Artificial Intelligence Researchers Propose “GANgealing”: A GAN-Supervised Algorithm That Learns Transformations From Input Images To Bring Them To Better Joint Alignment

The visual alignment matching problem is a problem that computer vision algorithms have to solve for many different applications.
It is considered a critical component of optical flow, 3D matching and medical imaging, to name a few examples; this also impacts tracking and augmented reality.

The current focus of alignment research is on pairwise alignments, but less attention has been given to overall joint alignments. Yet this problem also requires a common frame of reference for tasks such as automatic keypoint annotation and augmented reality/editing. The emphasis on output shows that they emphasize how important this can be in certain applications. When training from jointly aligned datasets, such as FFHQ and AFHQ datasets combined with CelebA-Hq for example, generative models are more likely to produce high quality representations.

Researchers from UC Berkeley, Carnegie Mellon University, Adobe Research and MIT CSAIL propose a new algorithm called ‘GANgealing’. ‘GANgealing’ is a GAN-supervised algorithm that learns transformations of input images to bring them into better joint alignment. The research team introduced the GAN supervised learning framework to learn discriminative models and their end-to-end jointly generated training data.

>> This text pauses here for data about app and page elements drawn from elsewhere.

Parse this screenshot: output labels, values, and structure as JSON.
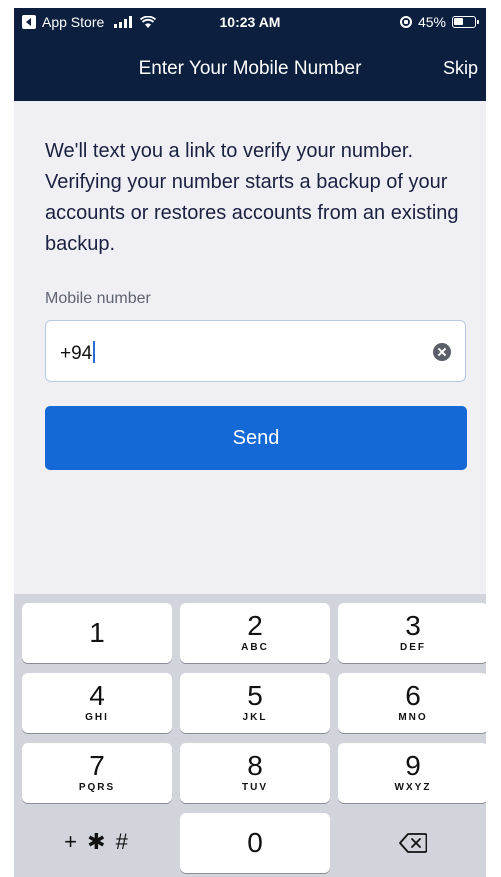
{
  "status_bar": {
    "back_label": "App Store",
    "time": "10:23 AM",
    "battery": "45%"
  },
  "nav": {
    "title": "Enter Your Mobile Number",
    "skip": "Skip"
  },
  "content": {
    "instructions": "We'll text you a link to verify your number. Verifying your number starts a backup of your accounts or restores accounts from an existing backup.",
    "field_label": "Mobile number",
    "field_value": "+94",
    "send_label": "Send"
  },
  "keypad": {
    "keys": [
      {
        "num": "1",
        "letters": ""
      },
      {
        "num": "2",
        "letters": "ABC"
      },
      {
        "num": "3",
        "letters": "DEF"
      },
      {
        "num": "4",
        "letters": "GHI"
      },
      {
        "num": "5",
        "letters": "JKL"
      },
      {
        "num": "6",
        "letters": "MNO"
      },
      {
        "num": "7",
        "letters": "PQRS"
      },
      {
        "num": "8",
        "letters": "TUV"
      },
      {
        "num": "9",
        "letters": "WXYZ"
      }
    ],
    "symbols": "+ ✱ #",
    "zero": "0"
  },
  "colors": {
    "nav_bg": "#0c1f3e",
    "accent": "#1569d6",
    "background": "#f0f0f4"
  }
}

The GAN supervised learning framework is a way to train both spatial transformer and target images. The model is generalizable, meaning it can also work with real-world data. The researchers showed that their “GANgealing” algorithm could successfully align complex data and discover dense matches across eight different datasets (LSUN Bicycles, Cats, Cars, Dogs, Horses and TVs, In-The-Wild CelebA, and CUB ).

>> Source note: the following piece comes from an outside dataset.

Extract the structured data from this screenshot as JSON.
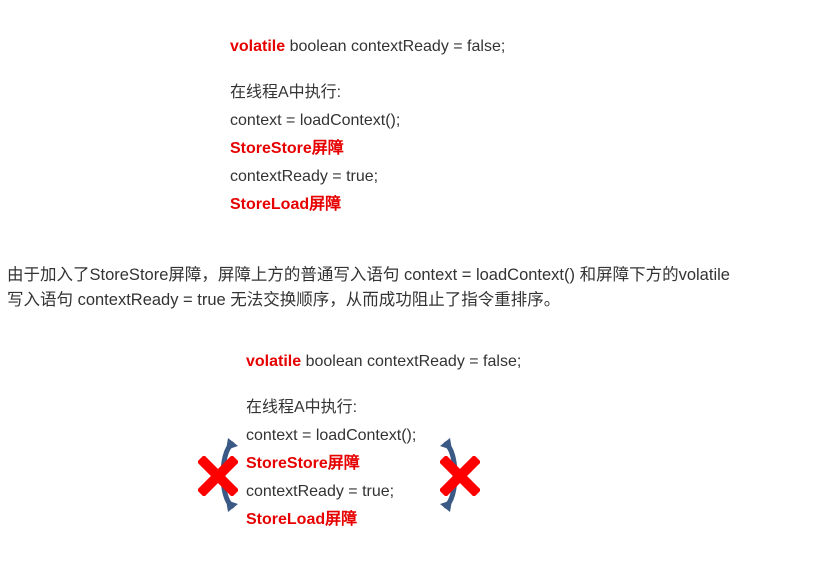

According to the researchers, the proposed “GANgealing” algorithm is significantly better than older self-supervised matching algorithms and performs on par with state-of-the-art supervised matching methods. It does this without using any outside input or data augmentation, although it was trained exclusively via data generated by the GAN.




James G. Williams